#### TASK DETAILS:
Sort through the data and copy the lines holding the word "dragon".

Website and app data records

┌──

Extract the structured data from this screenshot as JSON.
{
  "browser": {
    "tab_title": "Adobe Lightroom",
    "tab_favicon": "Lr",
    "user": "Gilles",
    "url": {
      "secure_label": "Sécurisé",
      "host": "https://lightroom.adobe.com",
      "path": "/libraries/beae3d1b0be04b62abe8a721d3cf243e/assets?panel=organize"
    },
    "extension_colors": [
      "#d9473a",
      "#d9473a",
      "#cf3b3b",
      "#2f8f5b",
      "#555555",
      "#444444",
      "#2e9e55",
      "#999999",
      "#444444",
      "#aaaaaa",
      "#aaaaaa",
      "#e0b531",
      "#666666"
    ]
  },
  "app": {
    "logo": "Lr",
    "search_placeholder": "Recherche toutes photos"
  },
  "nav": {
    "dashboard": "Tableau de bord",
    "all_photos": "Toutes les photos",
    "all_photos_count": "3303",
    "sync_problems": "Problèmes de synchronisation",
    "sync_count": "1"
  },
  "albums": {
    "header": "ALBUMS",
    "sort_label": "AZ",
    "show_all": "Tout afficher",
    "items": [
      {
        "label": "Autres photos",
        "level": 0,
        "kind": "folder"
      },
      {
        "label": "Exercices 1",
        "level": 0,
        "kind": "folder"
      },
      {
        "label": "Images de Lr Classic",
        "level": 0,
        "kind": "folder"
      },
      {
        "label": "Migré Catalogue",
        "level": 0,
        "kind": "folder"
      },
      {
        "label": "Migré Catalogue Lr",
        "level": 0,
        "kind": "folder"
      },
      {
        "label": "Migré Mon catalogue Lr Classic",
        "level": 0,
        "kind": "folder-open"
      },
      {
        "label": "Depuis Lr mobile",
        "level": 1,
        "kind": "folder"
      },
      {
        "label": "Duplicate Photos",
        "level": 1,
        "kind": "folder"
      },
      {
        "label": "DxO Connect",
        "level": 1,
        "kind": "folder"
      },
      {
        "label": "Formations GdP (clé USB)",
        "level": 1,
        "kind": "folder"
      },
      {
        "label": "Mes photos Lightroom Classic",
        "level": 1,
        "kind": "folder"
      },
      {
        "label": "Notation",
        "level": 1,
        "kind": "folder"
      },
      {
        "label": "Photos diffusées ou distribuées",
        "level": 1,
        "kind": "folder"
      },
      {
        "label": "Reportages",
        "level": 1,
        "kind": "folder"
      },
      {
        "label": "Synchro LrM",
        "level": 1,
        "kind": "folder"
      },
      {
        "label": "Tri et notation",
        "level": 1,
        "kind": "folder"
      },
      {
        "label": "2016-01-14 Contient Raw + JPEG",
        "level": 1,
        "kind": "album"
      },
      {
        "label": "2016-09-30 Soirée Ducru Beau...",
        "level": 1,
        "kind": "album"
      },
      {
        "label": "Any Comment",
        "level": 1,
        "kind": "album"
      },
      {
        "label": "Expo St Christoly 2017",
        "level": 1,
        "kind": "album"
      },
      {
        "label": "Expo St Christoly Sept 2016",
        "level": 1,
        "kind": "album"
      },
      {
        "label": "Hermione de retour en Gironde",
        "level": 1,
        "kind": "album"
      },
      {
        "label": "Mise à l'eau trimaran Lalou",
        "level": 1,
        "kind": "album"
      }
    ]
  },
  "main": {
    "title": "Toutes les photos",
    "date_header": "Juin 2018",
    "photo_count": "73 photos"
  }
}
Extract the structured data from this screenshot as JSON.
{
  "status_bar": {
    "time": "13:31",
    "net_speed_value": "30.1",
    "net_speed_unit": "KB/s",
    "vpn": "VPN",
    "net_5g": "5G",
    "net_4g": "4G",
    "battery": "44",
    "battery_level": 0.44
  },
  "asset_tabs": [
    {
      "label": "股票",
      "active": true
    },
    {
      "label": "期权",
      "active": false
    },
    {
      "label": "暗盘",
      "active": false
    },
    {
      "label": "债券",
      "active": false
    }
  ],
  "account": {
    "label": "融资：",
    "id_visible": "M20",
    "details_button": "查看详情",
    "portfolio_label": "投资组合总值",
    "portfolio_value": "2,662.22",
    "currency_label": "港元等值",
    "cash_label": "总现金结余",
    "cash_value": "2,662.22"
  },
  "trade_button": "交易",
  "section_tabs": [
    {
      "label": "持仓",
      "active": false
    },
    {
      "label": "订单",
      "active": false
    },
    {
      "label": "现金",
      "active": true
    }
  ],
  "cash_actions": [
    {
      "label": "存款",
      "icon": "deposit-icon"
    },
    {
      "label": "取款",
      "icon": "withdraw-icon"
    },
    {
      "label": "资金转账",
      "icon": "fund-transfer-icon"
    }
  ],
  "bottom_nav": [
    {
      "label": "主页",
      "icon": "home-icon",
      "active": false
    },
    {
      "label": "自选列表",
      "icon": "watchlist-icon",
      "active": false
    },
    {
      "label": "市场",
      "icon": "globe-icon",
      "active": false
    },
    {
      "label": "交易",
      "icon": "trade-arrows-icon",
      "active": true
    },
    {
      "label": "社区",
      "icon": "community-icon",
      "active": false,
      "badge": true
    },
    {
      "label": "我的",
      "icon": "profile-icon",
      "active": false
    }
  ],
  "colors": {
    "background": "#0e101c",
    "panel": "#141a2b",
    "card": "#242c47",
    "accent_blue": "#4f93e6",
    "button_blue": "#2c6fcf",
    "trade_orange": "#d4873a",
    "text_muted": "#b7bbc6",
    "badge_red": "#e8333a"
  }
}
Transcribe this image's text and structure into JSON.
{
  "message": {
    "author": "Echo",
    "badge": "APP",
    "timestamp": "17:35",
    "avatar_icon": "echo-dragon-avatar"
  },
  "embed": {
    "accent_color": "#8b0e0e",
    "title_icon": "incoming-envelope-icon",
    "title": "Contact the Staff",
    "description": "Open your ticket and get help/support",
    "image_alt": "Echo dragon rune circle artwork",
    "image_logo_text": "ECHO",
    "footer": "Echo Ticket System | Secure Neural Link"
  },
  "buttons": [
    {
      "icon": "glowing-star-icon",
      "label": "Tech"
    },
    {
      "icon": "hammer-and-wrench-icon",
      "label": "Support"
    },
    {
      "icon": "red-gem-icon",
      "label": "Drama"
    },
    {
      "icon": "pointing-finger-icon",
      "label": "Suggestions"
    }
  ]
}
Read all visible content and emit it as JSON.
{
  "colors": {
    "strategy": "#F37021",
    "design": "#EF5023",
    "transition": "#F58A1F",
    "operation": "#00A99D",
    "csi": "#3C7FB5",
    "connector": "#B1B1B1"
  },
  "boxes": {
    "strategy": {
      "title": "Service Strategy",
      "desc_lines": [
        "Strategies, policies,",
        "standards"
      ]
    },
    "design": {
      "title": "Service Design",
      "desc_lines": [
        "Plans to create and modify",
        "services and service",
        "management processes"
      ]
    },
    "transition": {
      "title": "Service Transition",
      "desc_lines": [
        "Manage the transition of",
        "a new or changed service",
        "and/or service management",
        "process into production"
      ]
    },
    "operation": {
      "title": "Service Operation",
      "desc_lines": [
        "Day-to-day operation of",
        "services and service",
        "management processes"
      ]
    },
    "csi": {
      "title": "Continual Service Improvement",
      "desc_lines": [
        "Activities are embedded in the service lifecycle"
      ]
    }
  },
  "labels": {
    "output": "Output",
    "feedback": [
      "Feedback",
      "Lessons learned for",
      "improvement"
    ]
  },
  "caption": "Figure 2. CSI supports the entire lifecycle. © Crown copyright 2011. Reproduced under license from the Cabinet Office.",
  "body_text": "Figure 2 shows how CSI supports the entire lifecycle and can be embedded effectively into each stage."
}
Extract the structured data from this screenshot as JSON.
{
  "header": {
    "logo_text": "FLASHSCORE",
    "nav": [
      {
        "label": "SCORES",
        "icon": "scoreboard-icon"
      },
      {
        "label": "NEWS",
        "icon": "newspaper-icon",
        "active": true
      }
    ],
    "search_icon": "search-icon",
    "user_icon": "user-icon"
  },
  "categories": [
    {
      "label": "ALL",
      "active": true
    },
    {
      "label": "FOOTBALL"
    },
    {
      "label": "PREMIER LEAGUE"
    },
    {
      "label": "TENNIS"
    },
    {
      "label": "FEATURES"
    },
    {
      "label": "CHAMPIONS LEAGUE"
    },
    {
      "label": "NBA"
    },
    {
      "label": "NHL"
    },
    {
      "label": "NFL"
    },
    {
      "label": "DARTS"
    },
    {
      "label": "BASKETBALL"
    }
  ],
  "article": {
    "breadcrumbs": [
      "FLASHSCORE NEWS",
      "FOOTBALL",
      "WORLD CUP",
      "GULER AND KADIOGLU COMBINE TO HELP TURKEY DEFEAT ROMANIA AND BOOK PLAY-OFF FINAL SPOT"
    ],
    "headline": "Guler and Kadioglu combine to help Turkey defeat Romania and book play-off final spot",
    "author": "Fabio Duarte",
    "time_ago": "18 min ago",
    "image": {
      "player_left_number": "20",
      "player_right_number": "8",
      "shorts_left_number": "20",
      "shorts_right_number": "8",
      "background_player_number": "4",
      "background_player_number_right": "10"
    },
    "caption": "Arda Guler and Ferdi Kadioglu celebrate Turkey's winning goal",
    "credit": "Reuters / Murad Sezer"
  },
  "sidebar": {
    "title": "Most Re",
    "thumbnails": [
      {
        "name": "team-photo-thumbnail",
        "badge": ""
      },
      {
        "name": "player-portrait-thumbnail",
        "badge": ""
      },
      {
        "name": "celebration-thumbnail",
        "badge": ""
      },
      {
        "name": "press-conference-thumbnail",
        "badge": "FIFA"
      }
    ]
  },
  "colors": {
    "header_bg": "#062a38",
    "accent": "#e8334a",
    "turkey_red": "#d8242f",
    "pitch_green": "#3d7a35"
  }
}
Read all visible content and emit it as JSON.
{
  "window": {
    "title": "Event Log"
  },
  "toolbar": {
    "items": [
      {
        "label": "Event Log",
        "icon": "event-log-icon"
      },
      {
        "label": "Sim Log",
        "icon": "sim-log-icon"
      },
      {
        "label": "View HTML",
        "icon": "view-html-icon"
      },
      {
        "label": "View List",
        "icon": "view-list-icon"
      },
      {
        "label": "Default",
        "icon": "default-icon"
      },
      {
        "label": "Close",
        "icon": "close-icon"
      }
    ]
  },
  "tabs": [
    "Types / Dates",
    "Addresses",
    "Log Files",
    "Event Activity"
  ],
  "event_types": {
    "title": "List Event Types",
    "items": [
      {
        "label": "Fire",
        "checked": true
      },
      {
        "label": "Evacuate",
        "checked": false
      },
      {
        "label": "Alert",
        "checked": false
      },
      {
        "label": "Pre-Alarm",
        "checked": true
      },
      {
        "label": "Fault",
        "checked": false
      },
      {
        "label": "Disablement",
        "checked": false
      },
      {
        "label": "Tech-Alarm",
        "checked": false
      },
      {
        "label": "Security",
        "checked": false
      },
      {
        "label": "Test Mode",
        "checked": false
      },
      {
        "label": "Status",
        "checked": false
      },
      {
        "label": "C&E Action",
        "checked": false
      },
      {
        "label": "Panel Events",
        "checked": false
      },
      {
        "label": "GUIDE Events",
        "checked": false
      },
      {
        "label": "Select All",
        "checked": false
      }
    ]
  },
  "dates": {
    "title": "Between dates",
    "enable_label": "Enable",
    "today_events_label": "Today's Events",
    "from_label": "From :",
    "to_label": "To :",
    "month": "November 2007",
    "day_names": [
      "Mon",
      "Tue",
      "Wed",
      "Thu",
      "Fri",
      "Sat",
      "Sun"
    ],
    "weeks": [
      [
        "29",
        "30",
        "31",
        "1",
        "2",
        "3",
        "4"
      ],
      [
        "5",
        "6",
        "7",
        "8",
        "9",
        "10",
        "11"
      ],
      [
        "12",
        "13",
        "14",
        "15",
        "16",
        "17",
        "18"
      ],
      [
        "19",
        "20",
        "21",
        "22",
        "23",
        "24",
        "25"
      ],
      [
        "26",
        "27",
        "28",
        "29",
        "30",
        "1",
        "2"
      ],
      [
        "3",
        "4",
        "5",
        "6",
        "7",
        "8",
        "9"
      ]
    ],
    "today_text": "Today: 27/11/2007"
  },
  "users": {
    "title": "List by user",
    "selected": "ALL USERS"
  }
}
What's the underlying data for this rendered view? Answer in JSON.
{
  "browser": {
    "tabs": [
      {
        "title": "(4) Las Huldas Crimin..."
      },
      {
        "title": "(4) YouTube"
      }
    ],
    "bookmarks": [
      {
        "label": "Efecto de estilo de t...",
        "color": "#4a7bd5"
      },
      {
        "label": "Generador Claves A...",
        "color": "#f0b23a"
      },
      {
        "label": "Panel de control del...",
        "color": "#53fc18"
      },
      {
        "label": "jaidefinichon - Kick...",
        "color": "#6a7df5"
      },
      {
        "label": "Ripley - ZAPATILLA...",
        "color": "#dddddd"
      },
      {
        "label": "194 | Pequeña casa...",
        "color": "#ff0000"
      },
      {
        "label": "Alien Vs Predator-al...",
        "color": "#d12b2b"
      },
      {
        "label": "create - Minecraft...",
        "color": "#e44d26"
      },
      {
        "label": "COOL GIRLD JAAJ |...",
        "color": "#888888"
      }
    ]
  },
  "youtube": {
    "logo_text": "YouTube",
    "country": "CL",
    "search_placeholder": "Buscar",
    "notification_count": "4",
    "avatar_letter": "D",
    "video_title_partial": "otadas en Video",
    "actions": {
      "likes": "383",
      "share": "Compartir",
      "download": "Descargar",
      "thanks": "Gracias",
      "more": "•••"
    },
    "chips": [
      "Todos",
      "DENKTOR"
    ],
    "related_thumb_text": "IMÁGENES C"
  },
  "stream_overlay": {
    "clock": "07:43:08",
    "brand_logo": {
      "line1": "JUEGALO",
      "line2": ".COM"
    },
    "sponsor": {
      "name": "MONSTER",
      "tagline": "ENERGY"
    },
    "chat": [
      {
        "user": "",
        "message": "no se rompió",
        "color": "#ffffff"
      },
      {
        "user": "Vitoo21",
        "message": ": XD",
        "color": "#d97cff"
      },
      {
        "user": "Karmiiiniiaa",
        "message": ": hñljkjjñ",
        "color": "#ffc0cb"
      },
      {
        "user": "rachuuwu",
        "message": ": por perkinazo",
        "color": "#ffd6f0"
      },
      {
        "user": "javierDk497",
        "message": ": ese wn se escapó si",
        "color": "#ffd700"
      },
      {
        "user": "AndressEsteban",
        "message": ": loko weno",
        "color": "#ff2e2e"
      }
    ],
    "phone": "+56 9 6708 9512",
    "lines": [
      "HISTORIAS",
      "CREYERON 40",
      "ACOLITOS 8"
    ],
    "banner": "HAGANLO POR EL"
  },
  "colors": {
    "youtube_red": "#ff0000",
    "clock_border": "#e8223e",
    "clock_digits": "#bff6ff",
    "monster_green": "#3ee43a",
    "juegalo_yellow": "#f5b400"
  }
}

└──

#### SOLUTION BELOW:
    "avatar_icon": "echo-dragon-avatar"
    "image_alt": "Echo dragon rune circle artwork",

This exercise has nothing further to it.